The book itself gives Adare plenty of things to do after she spent much of The Emperor’s Blades doing little whilst Valyn and Kaden got up to all the action. Her part in The Providence of Fire turns out to be one of the most exciting and engaging, with Adare shaping up to be one of the more enthralling characters of the book with a great element of political intrigued added to her, and it’s good to see that the development of the character has really paid off. On top of that, her supporting cast is fleshed out as well with plenty of interesting characters that help give her section of the story a massive, welcoming improvement.
With The Providence of Fire being larger than The Emperor’s Blades in terms of page count, there’s a lot to work with. As well as Adare, we spent plenty of time with Kaden and Valyn and all of these characters get some great development as their parts become more interesting and more engaging as this book starts to have a greater feel of epicness than the first. There’s a sense of urgency, unpredictability and several moments of great tension. It’s what The Dark Knight was to Batman Begins, and those of you who know just how better the former film was to the latter then you’ll know what to expect from this book.
For such a large novel some writers can fall into the trap of making parts drag, particularly towards the middle section, when they expand their world further, but Staveley makes no mistake here and keeps the pacing spot on for the most part. There are a few transitional problems that don’t quite work as well as they should, but despite this, they’re only minor issues and won’t detract from your reading experience as a whole.

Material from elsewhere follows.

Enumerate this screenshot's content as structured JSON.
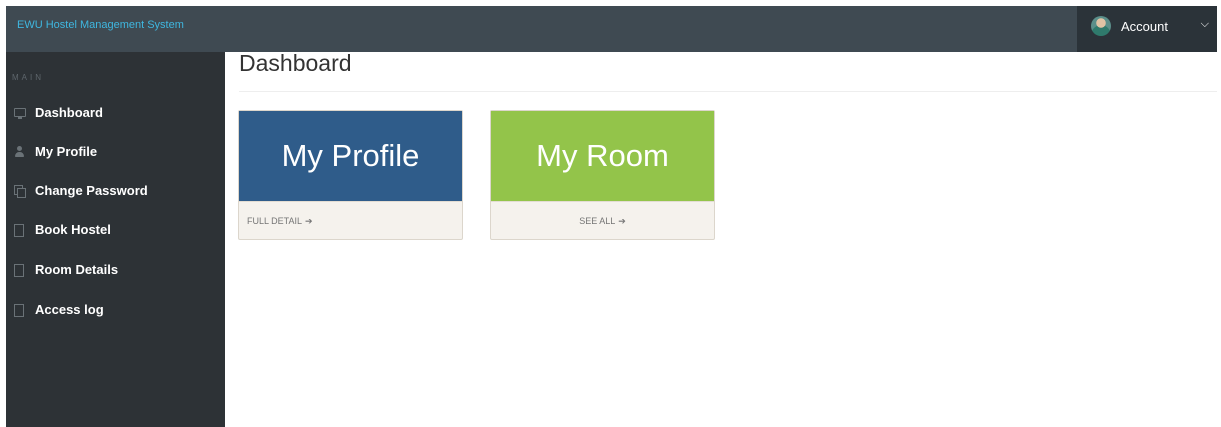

As a result,The Providence of Fire is very good indeed. It’s a far superior second novel to the first one, and if you were put off by The Emperor’s Blades (or even if you loved it), then I can strongly recommend that you give Staveley’s The Chronicles of the Unhewn Throne a second shot. Because trust me, you won’t regret it. Expect this to feature on the top 25 books of 2015 come the year’s end for sure. It’s such a shame that the next novel doesn’t come out until 2016.